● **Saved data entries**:
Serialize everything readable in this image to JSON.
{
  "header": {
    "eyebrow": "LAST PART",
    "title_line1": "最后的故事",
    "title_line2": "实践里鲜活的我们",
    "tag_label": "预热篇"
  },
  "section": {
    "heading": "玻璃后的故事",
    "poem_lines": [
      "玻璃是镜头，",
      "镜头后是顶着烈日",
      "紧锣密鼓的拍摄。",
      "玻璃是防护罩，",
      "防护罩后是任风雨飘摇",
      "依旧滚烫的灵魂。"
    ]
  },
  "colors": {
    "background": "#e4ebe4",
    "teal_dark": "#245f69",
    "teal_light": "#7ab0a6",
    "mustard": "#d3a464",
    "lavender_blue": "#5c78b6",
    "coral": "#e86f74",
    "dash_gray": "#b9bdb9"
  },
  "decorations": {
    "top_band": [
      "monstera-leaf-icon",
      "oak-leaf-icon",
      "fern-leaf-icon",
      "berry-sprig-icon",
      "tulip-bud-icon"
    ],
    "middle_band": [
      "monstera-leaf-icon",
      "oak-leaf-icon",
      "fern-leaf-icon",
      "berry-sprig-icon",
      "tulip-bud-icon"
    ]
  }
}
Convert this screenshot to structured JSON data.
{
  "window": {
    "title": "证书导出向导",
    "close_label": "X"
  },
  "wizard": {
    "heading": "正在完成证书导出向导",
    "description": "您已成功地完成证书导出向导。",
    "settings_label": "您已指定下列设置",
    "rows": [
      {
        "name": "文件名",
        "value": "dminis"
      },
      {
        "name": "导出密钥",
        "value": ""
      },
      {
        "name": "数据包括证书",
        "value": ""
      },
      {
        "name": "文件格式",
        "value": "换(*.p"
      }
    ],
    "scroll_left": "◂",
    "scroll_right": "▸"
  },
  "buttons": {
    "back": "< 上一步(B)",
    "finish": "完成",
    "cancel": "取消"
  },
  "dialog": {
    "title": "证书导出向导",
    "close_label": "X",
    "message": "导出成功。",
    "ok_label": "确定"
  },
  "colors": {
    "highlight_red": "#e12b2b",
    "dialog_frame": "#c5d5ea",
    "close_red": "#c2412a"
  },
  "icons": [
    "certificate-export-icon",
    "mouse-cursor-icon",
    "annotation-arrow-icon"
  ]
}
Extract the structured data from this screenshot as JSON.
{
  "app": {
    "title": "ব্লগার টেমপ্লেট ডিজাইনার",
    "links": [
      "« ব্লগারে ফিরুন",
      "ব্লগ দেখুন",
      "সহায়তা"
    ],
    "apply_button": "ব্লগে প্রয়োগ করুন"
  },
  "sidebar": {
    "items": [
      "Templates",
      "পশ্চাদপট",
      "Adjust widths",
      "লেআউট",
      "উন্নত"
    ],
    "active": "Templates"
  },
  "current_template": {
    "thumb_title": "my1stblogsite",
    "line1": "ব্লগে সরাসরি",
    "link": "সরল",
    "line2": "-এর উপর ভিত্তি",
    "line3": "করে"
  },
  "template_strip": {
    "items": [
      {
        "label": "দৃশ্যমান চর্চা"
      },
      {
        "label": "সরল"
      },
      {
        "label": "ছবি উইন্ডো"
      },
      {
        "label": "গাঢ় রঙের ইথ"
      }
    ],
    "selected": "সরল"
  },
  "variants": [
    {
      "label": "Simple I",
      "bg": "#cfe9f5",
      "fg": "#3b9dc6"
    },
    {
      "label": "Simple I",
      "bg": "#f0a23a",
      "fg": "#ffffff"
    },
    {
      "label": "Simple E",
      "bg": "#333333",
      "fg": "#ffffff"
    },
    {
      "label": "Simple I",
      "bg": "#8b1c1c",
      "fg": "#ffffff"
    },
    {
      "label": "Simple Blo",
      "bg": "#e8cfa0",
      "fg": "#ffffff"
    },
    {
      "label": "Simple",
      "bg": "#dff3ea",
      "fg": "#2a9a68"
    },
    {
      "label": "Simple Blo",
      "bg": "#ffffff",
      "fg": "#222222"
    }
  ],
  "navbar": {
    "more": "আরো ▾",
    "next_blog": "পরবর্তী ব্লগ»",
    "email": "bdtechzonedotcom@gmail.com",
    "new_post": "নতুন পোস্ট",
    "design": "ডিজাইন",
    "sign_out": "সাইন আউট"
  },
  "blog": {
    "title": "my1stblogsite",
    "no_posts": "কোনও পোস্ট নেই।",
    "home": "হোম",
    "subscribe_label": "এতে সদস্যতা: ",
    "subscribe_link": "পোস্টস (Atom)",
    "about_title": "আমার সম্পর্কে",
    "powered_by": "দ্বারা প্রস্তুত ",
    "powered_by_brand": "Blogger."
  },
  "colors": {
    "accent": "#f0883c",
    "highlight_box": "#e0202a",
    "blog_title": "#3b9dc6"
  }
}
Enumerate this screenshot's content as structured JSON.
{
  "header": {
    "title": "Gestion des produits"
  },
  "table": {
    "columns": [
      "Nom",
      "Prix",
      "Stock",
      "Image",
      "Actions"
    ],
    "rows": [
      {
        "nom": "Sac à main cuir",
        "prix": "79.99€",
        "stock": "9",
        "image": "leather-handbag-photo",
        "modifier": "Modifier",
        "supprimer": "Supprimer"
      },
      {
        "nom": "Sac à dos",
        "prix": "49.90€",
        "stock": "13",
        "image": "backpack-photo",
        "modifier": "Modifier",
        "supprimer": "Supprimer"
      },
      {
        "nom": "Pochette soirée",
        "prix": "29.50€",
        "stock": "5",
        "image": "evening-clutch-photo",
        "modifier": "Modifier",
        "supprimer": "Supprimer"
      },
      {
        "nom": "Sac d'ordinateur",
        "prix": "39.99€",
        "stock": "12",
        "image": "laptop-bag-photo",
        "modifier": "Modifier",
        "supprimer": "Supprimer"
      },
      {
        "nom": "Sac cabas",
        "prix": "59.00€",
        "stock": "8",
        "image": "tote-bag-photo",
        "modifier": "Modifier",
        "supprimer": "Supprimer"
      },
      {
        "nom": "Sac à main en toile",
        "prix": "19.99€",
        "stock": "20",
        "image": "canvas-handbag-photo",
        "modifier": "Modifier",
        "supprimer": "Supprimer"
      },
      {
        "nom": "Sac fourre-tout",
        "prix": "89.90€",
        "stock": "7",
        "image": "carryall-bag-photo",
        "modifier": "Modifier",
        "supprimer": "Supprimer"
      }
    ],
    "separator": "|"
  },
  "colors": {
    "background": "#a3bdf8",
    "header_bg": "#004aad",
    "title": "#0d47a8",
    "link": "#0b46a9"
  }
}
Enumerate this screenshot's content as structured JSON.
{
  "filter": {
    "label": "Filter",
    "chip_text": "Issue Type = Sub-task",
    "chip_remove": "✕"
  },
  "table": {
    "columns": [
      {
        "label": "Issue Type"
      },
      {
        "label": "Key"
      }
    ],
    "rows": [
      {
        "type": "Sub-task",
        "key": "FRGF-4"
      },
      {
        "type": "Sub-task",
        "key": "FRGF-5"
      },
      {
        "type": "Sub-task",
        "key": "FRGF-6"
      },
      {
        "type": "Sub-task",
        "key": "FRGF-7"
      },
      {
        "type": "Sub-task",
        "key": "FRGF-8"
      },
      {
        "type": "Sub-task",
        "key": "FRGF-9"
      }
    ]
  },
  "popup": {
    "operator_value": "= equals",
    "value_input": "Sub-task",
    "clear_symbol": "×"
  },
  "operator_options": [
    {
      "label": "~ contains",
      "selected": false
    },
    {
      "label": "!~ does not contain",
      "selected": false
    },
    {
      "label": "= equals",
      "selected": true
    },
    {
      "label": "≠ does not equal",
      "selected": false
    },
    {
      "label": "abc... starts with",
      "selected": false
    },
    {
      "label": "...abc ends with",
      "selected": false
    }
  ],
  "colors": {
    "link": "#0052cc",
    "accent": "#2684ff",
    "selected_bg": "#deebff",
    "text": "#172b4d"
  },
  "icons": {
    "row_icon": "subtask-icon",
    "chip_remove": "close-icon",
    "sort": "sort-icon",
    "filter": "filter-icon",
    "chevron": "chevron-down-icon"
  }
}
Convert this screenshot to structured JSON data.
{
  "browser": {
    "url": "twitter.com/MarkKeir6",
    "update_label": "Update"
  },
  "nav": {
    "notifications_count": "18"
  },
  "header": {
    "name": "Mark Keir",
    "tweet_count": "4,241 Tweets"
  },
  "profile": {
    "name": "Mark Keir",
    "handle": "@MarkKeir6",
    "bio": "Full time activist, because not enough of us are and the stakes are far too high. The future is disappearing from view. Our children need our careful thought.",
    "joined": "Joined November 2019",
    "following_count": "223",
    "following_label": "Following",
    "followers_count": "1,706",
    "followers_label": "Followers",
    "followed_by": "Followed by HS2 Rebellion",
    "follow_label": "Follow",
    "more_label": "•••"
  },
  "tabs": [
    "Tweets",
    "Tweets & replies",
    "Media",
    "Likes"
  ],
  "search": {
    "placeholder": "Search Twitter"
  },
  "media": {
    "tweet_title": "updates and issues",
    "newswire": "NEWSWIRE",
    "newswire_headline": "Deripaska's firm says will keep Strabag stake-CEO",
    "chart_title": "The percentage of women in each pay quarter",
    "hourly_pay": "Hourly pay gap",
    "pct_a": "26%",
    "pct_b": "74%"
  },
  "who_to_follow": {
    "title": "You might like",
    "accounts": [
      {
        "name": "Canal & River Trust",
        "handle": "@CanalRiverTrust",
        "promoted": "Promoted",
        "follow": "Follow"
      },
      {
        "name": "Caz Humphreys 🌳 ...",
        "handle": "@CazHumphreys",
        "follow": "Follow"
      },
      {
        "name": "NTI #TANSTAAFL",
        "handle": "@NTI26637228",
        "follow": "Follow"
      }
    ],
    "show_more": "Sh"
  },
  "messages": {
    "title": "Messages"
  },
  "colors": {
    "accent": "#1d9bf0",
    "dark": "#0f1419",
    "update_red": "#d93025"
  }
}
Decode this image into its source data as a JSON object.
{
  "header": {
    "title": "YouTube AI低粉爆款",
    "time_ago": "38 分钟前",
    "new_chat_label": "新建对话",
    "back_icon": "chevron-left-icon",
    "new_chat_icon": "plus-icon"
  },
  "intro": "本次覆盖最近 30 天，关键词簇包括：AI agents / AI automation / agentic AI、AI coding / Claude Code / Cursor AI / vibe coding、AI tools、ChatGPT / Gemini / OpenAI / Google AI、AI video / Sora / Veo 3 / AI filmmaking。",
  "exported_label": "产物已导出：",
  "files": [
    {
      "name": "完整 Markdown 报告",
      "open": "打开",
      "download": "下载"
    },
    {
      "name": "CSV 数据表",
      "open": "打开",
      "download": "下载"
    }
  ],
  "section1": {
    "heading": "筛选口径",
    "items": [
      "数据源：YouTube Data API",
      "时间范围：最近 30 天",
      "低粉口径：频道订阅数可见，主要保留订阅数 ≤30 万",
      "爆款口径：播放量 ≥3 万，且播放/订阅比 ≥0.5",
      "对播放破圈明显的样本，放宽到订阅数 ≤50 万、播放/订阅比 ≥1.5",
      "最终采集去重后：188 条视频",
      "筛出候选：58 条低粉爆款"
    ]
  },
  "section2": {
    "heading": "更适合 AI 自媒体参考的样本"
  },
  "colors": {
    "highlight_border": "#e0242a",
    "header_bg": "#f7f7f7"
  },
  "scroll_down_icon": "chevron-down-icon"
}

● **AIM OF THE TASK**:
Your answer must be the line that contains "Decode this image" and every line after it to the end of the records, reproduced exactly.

● **REPLY**:
Decode this image into its source data as a JSON object.
{
  "header": {
    "title": "YouTube AI低粉爆款",
    "time_ago": "38 分钟前",
    "new_chat_label": "新建对话",
    "back_icon": "chevron-left-icon",
    "new_chat_icon": "plus-icon"
  },
  "intro": "本次覆盖最近 30 天，关键词簇包括：AI agents / AI automation / agentic AI、AI coding / Claude Code / Cursor AI / vibe coding、AI tools、ChatGPT / Gemini / OpenAI / Google AI、AI video / Sora / Veo 3 / AI filmmaking。",
  "exported_label": "产物已导出：",
  "files": [
    {
      "name": "完整 Markdown 报告",
      "open": "打开",
      "download": "下载"
    },
    {
      "name": "CSV 数据表",
      "open": "打开",
      "download": "下载"
    }
  ],
  "section1": {
    "heading": "筛选口径",
    "items": [
      "数据源：YouTube Data API",
      "时间范围：最近 30 天",
      "低粉口径：频道订阅数可见，主要保留订阅数 ≤30 万",
      "爆款口径：播放量 ≥3 万，且播放/订阅比 ≥0.5",
      "对播放破圈明显的样本，放宽到订阅数 ≤50 万、播放/订阅比 ≥1.5",
      "最终采集去重后：188 条视频",
      "筛出候选：58 条低粉爆款"
    ]
  },
  "section2": {
    "heading": "更适合 AI 自媒体参考的样本"
  },
  "colors": {
    "highlight_border": "#e0242a",
    "header_bg": "#f7f7f7"
  },
  "scroll_down_icon": "chevron-down-icon"
}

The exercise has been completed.